## DIRECTIONS FOR THIS TASK
Go through the data and count the lines holding the string "Programs". Write only the number.

## TASK INPUTS
----------

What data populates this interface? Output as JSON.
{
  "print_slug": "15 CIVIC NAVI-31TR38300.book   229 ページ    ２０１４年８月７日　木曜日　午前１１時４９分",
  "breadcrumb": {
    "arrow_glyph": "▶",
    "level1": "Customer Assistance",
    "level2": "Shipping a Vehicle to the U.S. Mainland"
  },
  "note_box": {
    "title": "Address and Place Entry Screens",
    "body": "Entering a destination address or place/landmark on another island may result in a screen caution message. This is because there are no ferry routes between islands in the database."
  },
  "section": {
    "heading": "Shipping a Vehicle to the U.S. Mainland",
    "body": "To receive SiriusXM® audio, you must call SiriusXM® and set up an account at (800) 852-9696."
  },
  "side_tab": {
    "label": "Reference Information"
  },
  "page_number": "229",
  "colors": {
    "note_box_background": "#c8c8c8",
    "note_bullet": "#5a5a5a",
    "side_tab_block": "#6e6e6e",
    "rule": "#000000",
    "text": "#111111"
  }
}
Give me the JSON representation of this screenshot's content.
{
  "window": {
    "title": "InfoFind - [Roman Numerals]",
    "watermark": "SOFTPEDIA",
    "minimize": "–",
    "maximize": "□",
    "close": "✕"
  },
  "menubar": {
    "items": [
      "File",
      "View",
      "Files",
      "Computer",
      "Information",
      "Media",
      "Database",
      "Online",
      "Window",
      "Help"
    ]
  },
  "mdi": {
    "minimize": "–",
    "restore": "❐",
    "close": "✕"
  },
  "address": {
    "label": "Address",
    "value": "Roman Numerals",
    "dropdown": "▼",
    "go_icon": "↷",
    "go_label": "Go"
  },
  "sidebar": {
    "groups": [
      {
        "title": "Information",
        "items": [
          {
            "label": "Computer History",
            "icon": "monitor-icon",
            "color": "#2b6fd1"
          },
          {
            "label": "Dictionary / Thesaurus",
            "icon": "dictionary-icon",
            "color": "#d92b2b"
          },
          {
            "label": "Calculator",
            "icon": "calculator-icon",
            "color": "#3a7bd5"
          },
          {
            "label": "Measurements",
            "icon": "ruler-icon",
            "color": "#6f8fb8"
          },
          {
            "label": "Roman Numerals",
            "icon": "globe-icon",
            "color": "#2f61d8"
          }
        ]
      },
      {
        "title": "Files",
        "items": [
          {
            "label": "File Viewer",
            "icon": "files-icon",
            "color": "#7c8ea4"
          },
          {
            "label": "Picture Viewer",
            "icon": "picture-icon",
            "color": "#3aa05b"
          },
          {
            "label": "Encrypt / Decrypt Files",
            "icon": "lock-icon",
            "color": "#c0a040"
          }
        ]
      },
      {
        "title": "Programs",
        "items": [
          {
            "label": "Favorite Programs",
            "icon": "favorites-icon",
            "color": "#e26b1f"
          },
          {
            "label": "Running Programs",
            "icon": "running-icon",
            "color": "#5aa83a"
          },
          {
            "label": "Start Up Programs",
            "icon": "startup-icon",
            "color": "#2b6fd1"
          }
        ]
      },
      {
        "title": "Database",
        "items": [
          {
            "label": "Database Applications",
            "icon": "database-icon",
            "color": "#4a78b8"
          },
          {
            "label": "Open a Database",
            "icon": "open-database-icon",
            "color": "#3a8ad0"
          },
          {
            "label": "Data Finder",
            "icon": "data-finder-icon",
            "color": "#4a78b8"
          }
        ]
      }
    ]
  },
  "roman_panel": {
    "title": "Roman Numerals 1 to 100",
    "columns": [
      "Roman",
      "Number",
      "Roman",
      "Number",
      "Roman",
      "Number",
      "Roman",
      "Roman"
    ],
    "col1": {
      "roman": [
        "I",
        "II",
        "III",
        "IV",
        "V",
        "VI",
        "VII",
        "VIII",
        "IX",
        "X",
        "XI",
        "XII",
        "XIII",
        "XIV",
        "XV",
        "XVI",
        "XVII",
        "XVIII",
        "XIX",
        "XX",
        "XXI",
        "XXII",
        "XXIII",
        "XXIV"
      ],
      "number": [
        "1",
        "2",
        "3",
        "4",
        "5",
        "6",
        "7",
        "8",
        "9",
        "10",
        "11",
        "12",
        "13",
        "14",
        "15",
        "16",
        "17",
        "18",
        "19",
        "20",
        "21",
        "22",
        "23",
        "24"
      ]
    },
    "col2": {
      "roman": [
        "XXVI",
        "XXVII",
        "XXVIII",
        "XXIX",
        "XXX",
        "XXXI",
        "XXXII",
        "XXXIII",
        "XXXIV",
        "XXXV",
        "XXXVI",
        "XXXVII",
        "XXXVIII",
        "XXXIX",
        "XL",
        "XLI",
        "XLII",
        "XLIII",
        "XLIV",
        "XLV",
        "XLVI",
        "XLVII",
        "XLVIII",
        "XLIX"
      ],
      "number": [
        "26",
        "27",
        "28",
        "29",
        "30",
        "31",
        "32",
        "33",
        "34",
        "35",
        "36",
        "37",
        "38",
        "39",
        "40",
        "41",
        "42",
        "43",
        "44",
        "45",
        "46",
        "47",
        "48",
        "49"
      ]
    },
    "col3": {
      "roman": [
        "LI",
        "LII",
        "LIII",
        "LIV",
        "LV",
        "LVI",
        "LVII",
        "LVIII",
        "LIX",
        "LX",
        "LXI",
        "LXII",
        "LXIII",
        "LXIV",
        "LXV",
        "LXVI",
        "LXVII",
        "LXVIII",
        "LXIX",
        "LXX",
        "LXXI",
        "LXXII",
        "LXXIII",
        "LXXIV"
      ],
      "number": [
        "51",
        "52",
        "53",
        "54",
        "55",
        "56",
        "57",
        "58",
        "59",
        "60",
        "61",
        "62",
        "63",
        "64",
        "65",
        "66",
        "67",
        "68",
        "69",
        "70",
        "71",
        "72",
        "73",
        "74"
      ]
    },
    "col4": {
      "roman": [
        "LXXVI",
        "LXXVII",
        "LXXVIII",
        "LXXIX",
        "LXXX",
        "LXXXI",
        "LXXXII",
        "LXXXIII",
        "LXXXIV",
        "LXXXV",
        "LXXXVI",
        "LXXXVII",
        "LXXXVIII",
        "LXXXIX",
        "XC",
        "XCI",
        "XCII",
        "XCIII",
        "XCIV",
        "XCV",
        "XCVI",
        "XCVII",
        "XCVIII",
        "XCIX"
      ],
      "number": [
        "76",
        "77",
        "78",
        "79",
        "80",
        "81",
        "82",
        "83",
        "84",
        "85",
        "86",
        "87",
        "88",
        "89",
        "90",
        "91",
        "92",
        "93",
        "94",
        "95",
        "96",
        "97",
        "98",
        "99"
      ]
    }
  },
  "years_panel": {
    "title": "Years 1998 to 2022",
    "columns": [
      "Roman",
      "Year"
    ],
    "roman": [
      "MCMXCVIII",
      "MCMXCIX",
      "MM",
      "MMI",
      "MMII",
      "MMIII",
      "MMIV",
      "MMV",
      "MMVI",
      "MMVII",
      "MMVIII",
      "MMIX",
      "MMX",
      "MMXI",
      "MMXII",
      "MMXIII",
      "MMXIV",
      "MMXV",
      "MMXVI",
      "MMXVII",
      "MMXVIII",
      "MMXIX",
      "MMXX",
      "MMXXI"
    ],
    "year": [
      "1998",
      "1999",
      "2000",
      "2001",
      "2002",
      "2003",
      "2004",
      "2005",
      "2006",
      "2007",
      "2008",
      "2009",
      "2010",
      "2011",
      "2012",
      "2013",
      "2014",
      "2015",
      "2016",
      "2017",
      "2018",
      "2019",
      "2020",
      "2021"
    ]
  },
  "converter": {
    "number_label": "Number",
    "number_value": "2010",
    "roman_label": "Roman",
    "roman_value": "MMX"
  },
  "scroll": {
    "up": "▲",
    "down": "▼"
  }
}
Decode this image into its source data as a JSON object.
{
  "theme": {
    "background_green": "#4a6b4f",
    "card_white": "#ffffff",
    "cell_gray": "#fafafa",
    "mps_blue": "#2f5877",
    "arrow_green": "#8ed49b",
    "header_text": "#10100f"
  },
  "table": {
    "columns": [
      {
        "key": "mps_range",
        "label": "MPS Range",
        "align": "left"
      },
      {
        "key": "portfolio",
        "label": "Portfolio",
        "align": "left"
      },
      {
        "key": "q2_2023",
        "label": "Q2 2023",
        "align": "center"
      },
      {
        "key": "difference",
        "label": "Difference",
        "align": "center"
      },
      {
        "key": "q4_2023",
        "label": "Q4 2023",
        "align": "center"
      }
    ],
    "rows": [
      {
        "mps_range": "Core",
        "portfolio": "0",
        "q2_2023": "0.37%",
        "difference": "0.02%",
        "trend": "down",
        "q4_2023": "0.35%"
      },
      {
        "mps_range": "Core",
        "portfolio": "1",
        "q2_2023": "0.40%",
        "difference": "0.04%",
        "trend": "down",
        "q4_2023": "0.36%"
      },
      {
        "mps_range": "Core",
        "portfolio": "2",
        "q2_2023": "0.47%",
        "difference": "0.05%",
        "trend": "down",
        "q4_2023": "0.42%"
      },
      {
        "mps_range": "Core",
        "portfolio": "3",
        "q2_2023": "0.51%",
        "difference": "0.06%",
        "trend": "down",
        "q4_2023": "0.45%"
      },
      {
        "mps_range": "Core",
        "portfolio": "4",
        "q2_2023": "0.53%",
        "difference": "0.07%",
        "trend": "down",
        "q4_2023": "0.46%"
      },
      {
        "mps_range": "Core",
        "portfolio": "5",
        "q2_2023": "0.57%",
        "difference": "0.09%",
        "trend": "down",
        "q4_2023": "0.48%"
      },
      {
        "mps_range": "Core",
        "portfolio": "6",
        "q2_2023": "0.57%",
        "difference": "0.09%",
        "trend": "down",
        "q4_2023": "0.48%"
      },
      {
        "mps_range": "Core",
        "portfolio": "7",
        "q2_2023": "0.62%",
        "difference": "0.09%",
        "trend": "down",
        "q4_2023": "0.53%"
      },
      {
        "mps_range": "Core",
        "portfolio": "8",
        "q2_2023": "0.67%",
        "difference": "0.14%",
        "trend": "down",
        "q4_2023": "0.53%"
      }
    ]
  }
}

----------

## ANSWER BOX
4